_Task_:
Show all the lines in the data below that include the word "description".

_Information given_:
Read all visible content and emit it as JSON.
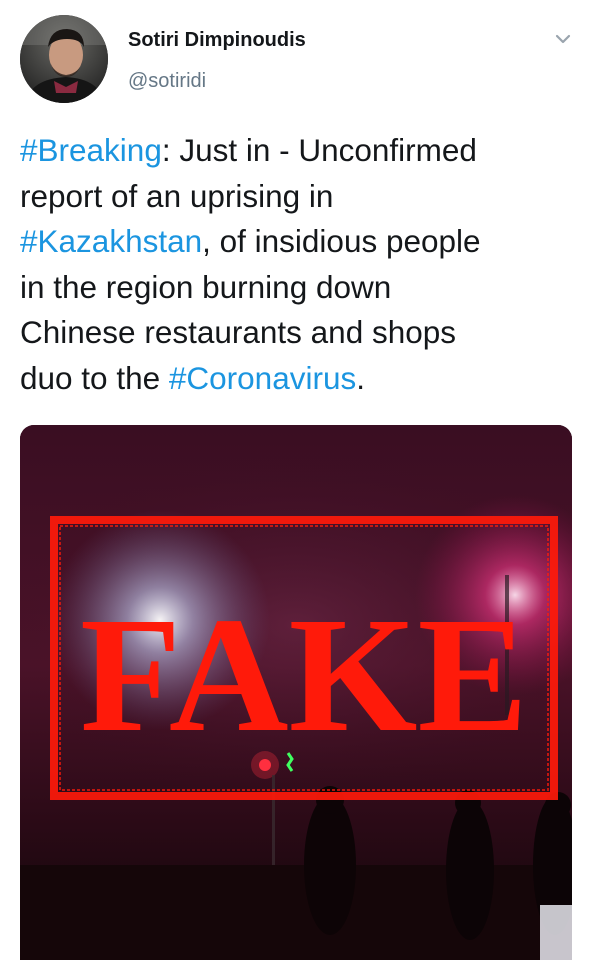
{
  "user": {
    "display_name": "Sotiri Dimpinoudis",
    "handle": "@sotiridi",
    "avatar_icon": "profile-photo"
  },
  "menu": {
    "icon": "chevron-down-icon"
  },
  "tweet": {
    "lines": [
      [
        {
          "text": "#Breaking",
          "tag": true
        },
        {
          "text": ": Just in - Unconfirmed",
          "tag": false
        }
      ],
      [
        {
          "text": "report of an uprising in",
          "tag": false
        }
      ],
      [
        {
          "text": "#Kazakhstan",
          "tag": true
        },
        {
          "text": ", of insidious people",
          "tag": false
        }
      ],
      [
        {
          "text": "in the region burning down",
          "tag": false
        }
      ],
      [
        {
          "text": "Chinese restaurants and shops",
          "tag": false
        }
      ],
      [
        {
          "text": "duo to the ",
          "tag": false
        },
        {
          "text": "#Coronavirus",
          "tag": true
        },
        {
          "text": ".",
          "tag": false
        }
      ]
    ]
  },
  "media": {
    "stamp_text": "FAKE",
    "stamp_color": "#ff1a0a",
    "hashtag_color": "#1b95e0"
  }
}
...
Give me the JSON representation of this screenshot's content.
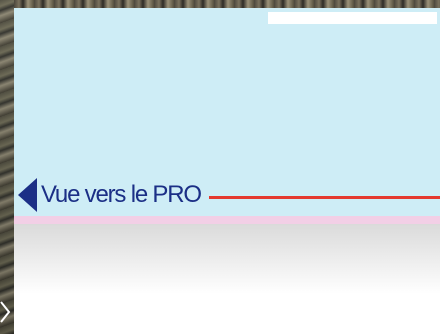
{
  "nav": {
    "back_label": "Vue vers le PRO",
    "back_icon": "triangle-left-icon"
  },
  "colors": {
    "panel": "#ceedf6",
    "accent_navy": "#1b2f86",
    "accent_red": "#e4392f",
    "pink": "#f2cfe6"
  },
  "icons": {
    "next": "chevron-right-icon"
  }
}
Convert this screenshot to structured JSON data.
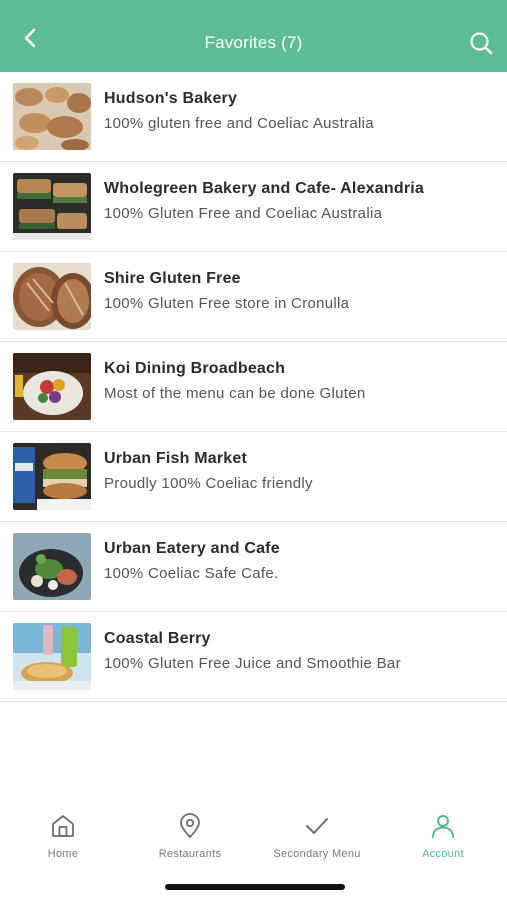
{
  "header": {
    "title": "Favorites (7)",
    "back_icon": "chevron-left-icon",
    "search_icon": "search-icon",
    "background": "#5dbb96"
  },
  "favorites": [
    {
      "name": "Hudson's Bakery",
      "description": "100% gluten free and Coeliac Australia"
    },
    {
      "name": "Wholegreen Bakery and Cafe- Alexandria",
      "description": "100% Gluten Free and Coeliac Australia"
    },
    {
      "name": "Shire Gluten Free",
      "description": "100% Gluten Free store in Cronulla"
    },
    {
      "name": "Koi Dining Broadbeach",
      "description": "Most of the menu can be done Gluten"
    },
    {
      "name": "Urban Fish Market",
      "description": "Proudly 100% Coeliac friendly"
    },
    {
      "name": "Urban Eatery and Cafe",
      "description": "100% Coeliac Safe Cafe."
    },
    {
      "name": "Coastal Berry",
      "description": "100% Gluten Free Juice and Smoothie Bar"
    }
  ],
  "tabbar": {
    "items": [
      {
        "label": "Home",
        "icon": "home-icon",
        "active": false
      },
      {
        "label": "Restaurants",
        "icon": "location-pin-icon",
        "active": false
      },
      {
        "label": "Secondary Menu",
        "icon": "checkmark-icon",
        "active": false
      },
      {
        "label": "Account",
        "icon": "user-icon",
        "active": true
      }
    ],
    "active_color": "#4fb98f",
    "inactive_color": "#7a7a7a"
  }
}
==
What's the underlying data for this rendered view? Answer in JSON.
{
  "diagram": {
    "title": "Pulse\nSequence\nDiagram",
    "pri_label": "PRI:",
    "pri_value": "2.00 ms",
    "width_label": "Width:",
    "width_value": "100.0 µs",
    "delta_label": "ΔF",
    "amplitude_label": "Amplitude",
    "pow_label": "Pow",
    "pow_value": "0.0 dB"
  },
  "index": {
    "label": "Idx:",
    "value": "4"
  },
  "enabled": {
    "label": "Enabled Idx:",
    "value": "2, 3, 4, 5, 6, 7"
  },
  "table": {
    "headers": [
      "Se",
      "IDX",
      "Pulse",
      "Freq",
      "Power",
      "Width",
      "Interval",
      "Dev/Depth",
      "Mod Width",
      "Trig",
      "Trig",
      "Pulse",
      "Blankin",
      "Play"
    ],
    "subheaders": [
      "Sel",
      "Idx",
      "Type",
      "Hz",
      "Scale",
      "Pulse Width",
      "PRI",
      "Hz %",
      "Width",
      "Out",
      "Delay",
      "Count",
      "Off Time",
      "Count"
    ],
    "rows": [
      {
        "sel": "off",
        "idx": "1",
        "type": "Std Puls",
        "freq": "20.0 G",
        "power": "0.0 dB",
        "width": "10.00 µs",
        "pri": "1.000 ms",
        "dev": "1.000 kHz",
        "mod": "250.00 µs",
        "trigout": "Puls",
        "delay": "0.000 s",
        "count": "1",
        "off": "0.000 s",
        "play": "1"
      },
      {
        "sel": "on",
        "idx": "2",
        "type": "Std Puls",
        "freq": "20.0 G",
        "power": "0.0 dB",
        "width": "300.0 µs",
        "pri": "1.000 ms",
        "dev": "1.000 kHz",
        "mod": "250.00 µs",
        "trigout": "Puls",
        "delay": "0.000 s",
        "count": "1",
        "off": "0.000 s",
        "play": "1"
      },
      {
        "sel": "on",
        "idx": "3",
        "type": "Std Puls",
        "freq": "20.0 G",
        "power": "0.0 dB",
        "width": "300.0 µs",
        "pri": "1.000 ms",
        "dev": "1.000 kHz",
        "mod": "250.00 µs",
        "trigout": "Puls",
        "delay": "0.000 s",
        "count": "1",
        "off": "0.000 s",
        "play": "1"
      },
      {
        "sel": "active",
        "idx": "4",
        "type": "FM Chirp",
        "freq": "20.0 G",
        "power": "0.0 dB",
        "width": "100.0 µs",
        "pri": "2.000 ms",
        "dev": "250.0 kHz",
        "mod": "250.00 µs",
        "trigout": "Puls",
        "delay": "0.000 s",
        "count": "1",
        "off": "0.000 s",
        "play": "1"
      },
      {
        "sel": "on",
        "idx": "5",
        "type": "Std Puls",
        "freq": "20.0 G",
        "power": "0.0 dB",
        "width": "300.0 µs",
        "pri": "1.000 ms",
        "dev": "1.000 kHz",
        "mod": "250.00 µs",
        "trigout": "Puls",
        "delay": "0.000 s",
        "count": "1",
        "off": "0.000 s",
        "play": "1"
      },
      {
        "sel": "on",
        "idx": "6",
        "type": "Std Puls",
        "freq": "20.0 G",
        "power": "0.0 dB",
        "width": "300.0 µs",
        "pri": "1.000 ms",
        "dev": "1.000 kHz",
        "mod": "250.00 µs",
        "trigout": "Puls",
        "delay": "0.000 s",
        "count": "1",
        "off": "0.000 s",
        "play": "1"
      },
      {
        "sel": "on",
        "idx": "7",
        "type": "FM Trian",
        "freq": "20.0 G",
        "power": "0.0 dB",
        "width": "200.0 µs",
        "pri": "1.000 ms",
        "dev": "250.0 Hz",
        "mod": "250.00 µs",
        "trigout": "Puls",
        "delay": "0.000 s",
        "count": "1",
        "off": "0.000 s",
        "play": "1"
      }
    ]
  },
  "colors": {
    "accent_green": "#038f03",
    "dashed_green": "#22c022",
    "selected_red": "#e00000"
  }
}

_Solution for this exercise_:
      "description": "100% gluten free and Coeliac Australia"
      "description": "100% Gluten Free and Coeliac Australia"
      "description": "100% Gluten Free store in Cronulla"
      "description": "Most of the menu can be done Gluten"
      "description": "Proudly 100% Coeliac friendly"
      "description": "100% Coeliac Safe Cafe."
      "description": "100% Gluten Free Juice and Smoothie Bar"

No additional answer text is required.